ETF Trends CIO and Director of Research, Dave Nadig, appeared on Yahoo Finance Live on Wednesday with host Seana Smith to discuss what’s going on with oil, following some tremendous shifts in price.
The United States Oil Fund (USO) has a bit of a rebound in price on Wednesday, after the historic losses seen at the start of the week. Settling up at 19% of $13.78 a barrel, Nadig put some focus on what was seen in crude oil, as well as USO, which is an extremely popular ETF for many retail investors.
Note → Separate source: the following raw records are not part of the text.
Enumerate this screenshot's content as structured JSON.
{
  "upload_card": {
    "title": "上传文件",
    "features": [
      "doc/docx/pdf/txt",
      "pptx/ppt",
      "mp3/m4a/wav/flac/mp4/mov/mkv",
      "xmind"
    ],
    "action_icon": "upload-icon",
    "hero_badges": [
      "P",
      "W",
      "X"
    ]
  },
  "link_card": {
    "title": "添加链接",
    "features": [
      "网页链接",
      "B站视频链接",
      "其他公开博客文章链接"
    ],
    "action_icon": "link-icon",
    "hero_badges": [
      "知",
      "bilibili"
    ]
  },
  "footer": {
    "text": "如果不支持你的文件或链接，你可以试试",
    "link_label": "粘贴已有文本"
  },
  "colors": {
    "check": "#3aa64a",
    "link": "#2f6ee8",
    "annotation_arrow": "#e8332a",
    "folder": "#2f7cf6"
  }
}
As far as how badly burned investors are getting over by this ETF, Nadig explains how this is an unprecedented situation, with a massive oversupply at the Oklahoma pipelines, and as with the USO ETF ideally investing in front-month futures, there’s been a lot of demand. That said, it can’t make those loans anymore – the June futures.
Oil futures speculators likely got caught, owning the May contract on the day it was set to expire. As Nadig makes clear, every brokerage in the country he can think of has very strict rules. If investors are still holding going into expiration, firms will sell them out of their position rather than be stuck with delivery. So they literally paid people to close out the contracts.
Still, no ETF held that contract. However, USO, which does own the June contract, is under tremendous pressure. So much money flowed in in the past eight sessions (over $2 billion) that they had to ask the SEC to allow them to mint new shares. Right now, they can’t, so it’s trading at a premium. They’re also so big now that they cant stick to the front-month contract and are having to spread their bets over the next few months to avoid hitting CFTC position limits.
All of this means USO is a bit of a broken ETF at the moment, and investors should probably be avoiding it at least until the oil market settles more.
Oil ETF Recommendations
As far as what to do currently, if investors are seeking a less volatile strategy concerning oil, Nadig notes two good ways to do this. There’s the United States 12-Month Oil Fund (USL), which owns each of the next 12 months contracts. This helps “smooth the ride” and mitigate contango. The better option is the Invesco DB Oil Fund (DBO), which seeks to pick the right months to minimize contango or even profit from backwardation. They’ve all been crushed of course, but DBO is down “only” 48% over the last year, versus down 80% in USO.
Nadig adds, “It’s worth pointing out that we’re talking about an extraordinarily volatile asset class, with really no good way to predict what’s going to happen. We’re going to be in a supply glut for some time, and that’s a really hard thing to get out of.”